As coronavirus numbers continued to climb, it became apparent that our next Jerusalem sojourn would be delayed. The government began closing borders and a lockdown was announced. We were going nowhere. And then the book arrived and suddenly I knew how I would take care of Dad during this time.
And so began our daily afternoon reading ritual. At my place, on the couch in the lounge room. We would need to get comfortable. We were in it for the long haul.
Dad liked to sit up straight with a cushion behind his lower back and a footstool on which to stretch out his legs. Covered by a blanket. I liked to sprawl along one length of the couch with my pillow behind me. Covered by two blankets.
When I began reading aloud, I asked Dad to stop and interrupt me whenever he wanted me to repeat something. Or to add details from his own experience. Or comment in any way. After all, it was his imprint and overlay that I sought.

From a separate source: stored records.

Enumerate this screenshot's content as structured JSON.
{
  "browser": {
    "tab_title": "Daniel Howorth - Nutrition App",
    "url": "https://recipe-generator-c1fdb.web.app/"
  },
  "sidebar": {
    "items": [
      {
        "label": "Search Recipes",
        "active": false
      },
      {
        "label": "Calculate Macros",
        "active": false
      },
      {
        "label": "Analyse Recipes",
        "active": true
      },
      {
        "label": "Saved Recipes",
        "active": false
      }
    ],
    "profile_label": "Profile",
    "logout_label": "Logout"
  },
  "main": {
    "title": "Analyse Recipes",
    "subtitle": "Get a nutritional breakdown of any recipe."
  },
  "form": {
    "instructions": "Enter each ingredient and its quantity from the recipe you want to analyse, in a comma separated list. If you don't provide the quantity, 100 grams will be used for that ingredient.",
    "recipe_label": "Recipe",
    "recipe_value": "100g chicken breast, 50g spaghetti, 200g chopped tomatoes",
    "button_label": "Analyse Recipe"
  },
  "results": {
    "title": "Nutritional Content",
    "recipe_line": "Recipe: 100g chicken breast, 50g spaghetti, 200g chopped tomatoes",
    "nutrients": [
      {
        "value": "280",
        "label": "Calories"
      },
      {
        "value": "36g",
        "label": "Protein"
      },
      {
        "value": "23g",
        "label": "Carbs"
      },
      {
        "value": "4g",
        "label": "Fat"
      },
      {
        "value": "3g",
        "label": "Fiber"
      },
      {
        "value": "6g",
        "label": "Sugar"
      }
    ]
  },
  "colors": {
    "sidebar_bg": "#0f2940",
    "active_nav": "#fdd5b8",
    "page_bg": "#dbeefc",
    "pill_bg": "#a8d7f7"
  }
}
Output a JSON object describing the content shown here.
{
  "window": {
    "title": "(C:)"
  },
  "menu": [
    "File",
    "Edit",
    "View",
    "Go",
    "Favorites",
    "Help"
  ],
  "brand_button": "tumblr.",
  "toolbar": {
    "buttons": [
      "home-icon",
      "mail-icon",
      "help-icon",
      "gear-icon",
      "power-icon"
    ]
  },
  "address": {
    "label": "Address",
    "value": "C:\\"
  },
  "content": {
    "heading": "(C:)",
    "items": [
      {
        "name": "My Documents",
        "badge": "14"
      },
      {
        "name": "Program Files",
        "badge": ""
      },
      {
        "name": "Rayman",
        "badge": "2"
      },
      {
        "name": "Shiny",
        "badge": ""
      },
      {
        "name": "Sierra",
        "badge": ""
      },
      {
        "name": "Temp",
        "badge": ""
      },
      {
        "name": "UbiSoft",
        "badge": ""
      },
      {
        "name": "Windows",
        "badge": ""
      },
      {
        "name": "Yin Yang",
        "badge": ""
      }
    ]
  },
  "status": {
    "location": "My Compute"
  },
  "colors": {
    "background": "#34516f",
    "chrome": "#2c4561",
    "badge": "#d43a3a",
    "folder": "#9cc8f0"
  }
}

I had no plan to write about our reading endeavour. About Dad’s reactions to the book, our resultant conversations or my ruminations. My sole objective was to keep Dad company and engaged in what was becoming a narrowing world. No more and no less. However, when I told a couple of close friends how Dad and I were spending our afternoons, some suggested that I write about the experience. They felt it would be worthwhile to record Dad’s thoughts, reactions, opinions and the conversations that our reading project inspired. For my sake. For the sake of my kids. It would provide an important family legacy for Gali and Noey, my niece Ilana, my nephew Jeremy and the following generations. Perhaps not a linear memoir, but an insight into Dad’s life and experiences. Not a bad idea. I decided to go for it. I started to jot down Dad’s remarks during our reading and conversations. Then, each day after he left my place, I would sit with my laptop and the words just poured out. I found myself thoroughly enjoying the process. I envisaged photocopying twenty booklets and presenting them to family members and a few close friends. I felt focused and emboldened with this particular audience in mind.
After a couple of weeks of writing, my husband, Steven, asked to read some of my “manuscript”. I laughed at his terminology. As if. I read him some sections and he listened carefully. Then he said, “You have more than a family story here.”
“What do you mean?” I asked.
“I think that maybe you should be writing for a broader audience. Other people, even those who don’t know us, might be interested. You don’t realise it yet, but you are writing a book.”
And so, here is that book.
Prologue was first presented at a Melbourne Jewish Book Week open mic event
Gift of Time will be published later this year by www.realfp.com.au